> _DATA FOR ANALYSIS_:
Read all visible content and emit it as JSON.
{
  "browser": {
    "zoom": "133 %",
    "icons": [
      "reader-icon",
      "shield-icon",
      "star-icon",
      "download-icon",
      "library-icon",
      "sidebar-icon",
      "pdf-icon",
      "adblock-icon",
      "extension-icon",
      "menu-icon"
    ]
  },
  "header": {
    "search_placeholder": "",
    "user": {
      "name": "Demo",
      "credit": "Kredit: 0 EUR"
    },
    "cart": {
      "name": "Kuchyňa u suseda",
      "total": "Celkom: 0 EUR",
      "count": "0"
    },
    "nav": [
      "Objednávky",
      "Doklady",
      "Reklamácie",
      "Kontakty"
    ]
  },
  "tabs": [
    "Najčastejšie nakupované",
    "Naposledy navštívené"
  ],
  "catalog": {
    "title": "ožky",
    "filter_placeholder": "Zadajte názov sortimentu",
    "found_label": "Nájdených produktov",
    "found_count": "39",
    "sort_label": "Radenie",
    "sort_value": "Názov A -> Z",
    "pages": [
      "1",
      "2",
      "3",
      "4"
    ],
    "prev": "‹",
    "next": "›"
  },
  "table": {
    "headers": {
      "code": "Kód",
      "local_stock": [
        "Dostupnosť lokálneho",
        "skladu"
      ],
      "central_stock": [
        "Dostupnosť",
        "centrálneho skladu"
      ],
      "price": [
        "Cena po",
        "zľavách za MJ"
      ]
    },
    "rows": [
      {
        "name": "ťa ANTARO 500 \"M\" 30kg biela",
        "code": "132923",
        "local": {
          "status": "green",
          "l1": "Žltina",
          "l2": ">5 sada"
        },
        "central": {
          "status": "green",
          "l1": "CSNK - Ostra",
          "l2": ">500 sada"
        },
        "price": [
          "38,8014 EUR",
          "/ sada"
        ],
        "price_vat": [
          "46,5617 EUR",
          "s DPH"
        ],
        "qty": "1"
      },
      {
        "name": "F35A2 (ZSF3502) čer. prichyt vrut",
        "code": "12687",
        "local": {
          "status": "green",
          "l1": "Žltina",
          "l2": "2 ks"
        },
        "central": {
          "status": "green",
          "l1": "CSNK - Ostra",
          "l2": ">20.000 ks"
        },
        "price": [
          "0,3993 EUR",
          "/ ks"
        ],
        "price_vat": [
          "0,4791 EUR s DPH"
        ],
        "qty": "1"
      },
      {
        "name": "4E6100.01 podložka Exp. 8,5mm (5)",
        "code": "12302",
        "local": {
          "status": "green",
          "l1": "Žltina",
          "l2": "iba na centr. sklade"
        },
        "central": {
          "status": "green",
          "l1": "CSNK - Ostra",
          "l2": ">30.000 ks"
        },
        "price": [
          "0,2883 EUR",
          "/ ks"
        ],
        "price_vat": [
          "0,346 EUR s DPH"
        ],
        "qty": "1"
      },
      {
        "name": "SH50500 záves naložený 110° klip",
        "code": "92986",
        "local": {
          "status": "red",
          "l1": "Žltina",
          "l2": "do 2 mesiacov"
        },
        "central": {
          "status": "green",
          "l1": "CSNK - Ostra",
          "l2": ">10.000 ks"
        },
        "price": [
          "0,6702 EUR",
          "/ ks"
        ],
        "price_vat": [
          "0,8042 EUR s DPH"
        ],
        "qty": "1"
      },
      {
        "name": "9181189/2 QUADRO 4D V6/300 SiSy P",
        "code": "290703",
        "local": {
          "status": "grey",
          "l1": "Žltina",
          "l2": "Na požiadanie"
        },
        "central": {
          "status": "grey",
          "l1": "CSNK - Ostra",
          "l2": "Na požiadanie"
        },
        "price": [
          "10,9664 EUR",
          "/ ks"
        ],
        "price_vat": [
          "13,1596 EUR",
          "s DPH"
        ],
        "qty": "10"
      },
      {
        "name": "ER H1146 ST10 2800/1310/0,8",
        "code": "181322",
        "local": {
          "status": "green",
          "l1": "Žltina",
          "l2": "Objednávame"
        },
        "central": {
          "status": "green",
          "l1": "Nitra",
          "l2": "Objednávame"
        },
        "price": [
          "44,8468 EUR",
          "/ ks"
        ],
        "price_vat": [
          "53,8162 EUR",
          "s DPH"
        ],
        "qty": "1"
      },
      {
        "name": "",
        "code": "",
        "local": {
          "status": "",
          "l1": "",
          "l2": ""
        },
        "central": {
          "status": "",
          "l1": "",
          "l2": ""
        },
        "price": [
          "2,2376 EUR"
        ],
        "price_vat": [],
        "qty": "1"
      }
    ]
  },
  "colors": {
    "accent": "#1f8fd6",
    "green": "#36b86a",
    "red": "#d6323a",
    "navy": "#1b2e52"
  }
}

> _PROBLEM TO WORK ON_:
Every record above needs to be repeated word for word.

> _TASK SOLUTION_:
Read all visible content and emit it as JSON.
{
  "browser": {
    "zoom": "133 %",
    "icons": [
      "reader-icon",
      "shield-icon",
      "star-icon",
      "download-icon",
      "library-icon",
      "sidebar-icon",
      "pdf-icon",
      "adblock-icon",
      "extension-icon",
      "menu-icon"
    ]
  },
  "header": {
    "search_placeholder": "",
    "user": {
      "name": "Demo",
      "credit": "Kredit: 0 EUR"
    },
    "cart": {
      "name": "Kuchyňa u suseda",
      "total": "Celkom: 0 EUR",
      "count": "0"
    },
    "nav": [
      "Objednávky",
      "Doklady",
      "Reklamácie",
      "Kontakty"
    ]
  },
  "tabs": [
    "Najčastejšie nakupované",
    "Naposledy navštívené"
  ],
  "catalog": {
    "title": "ožky",
    "filter_placeholder": "Zadajte názov sortimentu",
    "found_label": "Nájdených produktov",
    "found_count": "39",
    "sort_label": "Radenie",
    "sort_value": "Názov A -> Z",
    "pages": [
      "1",
      "2",
      "3",
      "4"
    ],
    "prev": "‹",
    "next": "›"
  },
  "table": {
    "headers": {
      "code": "Kód",
      "local_stock": [
        "Dostupnosť lokálneho",
        "skladu"
      ],
      "central_stock": [
        "Dostupnosť",
        "centrálneho skladu"
      ],
      "price": [
        "Cena po",
        "zľavách za MJ"
      ]
    },
    "rows": [
      {
        "name": "ťa ANTARO 500 \"M\" 30kg biela",
        "code": "132923",
        "local": {
          "status": "green",
          "l1": "Žltina",
          "l2": ">5 sada"
        },
        "central": {
          "status": "green",
          "l1": "CSNK - Ostra",
          "l2": ">500 sada"
        },
        "price": [
          "38,8014 EUR",
          "/ sada"
        ],
        "price_vat": [
          "46,5617 EUR",
          "s DPH"
        ],
        "qty": "1"
      },
      {
        "name": "F35A2 (ZSF3502) čer. prichyt vrut",
        "code": "12687",
        "local": {
          "status": "green",
          "l1": "Žltina",
          "l2": "2 ks"
        },
        "central": {
          "status": "green",
          "l1": "CSNK - Ostra",
          "l2": ">20.000 ks"
        },
        "price": [
          "0,3993 EUR",
          "/ ks"
        ],
        "price_vat": [
          "0,4791 EUR s DPH"
        ],
        "qty": "1"
      },
      {
        "name": "4E6100.01 podložka Exp. 8,5mm (5)",
        "code": "12302",
        "local": {
          "status": "green",
          "l1": "Žltina",
          "l2": "iba na centr. sklade"
        },
        "central": {
          "status": "green",
          "l1": "CSNK - Ostra",
          "l2": ">30.000 ks"
        },
        "price": [
          "0,2883 EUR",
          "/ ks"
        ],
        "price_vat": [
          "0,346 EUR s DPH"
        ],
        "qty": "1"
      },
      {
        "name": "SH50500 záves naložený 110° klip",
        "code": "92986",
        "local": {
          "status": "red",
          "l1": "Žltina",
          "l2": "do 2 mesiacov"
        },
        "central": {
          "status": "green",
          "l1": "CSNK - Ostra",
          "l2": ">10.000 ks"
        },
        "price": [
          "0,6702 EUR",
          "/ ks"
        ],
        "price_vat": [
          "0,8042 EUR s DPH"
        ],
        "qty": "1"
      },
      {
        "name": "9181189/2 QUADRO 4D V6/300 SiSy P",
        "code": "290703",
        "local": {
          "status": "grey",
          "l1": "Žltina",
          "l2": "Na požiadanie"
        },
        "central": {
          "status": "grey",
          "l1": "CSNK - Ostra",
          "l2": "Na požiadanie"
        },
        "price": [
          "10,9664 EUR",
          "/ ks"
        ],
        "price_vat": [
          "13,1596 EUR",
          "s DPH"
        ],
        "qty": "10"
      },
      {
        "name": "ER H1146 ST10 2800/1310/0,8",
        "code": "181322",
        "local": {
          "status": "green",
          "l1": "Žltina",
          "l2": "Objednávame"
        },
        "central": {
          "status": "green",
          "l1": "Nitra",
          "l2": "Objednávame"
        },
        "price": [
          "44,8468 EUR",
          "/ ks"
        ],
        "price_vat": [
          "53,8162 EUR",
          "s DPH"
        ],
        "qty": "1"
      },
      {
        "name": "",
        "code": "",
        "local": {
          "status": "",
          "l1": "",
          "l2": ""
        },
        "central": {
          "status": "",
          "l1": "",
          "l2": ""
        },
        "price": [
          "2,2376 EUR"
        ],
        "price_vat": [],
        "qty": "1"
      }
    ]
  },
  "colors": {
    "accent": "#1f8fd6",
    "green": "#36b86a",
    "red": "#d6323a",
    "navy": "#1b2e52"
  }
}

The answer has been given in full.